Though in some ways as close to nonfiction as fiction can come, this is no simple sermon on gun control. Somewhere between a novel and a linked collection, framed with a sort of beguilingly poetic architecture formalists will appreciate, The Shooting is a drama about a poor, young, black child in the wrong place (with the wrong rich, troubled, gun-obsessed, white man) at the wrong time. In a sense, it’s like Boice is bringing the news to us. Rather than the clipped, colorized two-dimensionality of television or the Internet’s whirling game show of half-lies, this is the news we need to understand our world, a rich, parallel reality rendered with nuanced backstories.
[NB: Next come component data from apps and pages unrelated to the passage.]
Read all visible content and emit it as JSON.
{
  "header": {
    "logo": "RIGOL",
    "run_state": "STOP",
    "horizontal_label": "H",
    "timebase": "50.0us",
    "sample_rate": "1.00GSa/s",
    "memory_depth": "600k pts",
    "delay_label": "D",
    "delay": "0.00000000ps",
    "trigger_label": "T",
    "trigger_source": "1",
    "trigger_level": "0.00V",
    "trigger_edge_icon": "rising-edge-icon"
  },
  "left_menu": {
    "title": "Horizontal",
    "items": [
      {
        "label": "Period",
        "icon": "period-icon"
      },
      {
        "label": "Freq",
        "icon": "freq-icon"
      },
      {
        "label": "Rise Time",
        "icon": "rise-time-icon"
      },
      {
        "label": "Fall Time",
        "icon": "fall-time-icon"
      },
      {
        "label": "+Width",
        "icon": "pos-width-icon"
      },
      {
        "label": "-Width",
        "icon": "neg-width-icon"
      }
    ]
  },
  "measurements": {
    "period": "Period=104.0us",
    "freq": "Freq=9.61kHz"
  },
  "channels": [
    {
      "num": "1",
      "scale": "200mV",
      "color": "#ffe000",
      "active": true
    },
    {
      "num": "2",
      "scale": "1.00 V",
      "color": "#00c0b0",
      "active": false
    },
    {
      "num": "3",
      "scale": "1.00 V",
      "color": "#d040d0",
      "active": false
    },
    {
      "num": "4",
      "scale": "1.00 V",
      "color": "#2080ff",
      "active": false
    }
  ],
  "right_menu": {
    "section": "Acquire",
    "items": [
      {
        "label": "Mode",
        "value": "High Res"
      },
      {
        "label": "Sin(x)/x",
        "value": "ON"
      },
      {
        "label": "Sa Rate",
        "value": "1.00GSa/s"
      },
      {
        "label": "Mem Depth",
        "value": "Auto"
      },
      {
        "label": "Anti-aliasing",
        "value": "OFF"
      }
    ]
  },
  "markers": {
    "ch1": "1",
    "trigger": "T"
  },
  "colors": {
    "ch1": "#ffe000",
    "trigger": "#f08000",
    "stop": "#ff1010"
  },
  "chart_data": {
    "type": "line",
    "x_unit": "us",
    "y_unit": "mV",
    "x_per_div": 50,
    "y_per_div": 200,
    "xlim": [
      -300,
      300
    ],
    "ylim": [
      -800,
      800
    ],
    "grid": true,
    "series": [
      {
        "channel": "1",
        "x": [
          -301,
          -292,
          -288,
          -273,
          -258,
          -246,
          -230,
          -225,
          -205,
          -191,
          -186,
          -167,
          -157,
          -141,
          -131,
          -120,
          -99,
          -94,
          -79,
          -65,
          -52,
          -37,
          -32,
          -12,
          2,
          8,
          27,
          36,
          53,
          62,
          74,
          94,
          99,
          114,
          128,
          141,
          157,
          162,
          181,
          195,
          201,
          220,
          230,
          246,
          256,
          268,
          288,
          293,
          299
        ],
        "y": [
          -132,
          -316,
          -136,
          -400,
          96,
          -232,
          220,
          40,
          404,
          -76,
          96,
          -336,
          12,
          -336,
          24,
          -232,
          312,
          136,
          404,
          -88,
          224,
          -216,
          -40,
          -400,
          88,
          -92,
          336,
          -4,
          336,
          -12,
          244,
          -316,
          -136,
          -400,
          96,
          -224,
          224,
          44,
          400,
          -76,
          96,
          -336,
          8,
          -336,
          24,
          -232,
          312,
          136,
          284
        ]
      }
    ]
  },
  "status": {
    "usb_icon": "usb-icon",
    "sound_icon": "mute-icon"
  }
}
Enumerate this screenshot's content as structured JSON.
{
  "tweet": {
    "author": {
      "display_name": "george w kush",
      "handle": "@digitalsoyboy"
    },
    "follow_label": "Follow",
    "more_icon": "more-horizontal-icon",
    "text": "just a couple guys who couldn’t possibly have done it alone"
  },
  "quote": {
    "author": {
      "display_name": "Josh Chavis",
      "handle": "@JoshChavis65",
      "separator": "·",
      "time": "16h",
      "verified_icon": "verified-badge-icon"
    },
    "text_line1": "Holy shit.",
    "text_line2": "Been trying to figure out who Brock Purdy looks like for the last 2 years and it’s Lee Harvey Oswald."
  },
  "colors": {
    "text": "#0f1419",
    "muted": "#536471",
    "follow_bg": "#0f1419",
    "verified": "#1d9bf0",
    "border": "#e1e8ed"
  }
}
In these pages, you can almost hear the tears of children like Trayvon Martin, the screams of parents mourning massacres from Connecticut to California. But rather than an indictment of all guns everywhere, this is a portrait of the many costs that come with our love of guns, the way a broken system can so easily result in mistakes that seem insignificant if you are untouched by them, but truly do have the capacity to shatter lives. Readers of The Shooting will feel their hearts fill with empathy for everyone from shooters and activists to victims and families. This is an inventive, pointed, at times even majestic book, one that showcases James Boice’s considerable literary gifts.
The Virginity of Famous Men by Christine Sneed
In a short fiction scene currently smitten with flash, Christine Sneed’s The Virginity of Famous Men is something of an outlier. A collection of longer stories cast in the classic, American tradition, this is a carefully balanced, fully realized set of several-thousand-word pieces, any number of which you might come across in The New Yorker, Ploughshares, or some year’s edition of Best American Short Stories.
Filled with interesting content about the film business (at various points from the industry’s chilly periphery to its steamy superstar center), smart humor, and realistic characters, these stories are light on experimentation, though Sneed does make a few interesting formal choices. In addition to an entire story constructed as a curriculum vitae(“The New, All-True CV”), Sneed uses one recurring device I enjoyed quite a bit, “the time-stop ending.” A story with a “time-stop ending” concludes unexpectedly, avoiding the usual, extended denouement. The reader is left to construct the ending herself, suggesting there are, in fact, no easy, moral answers to Sneed’s stories, that reality could work out any number of ways.
The Virginity of Famous Men is about patriarchy, the pitfalls and pratfalls of a societal structure that leaves older, successful men as its silent beneficiaries, women and (to a lesser extent) younger men as its victims. But this isn’t a political book. This is about real people, living real lives, many struggling with romantic relationships or the lack thereof. In The Virginity of Famous Men, Sneed gives readers a heady display of literary talent—skill broad enough to pull off drama and comedy in equal turns, deep enough to do so with seemingly effortless style and grace.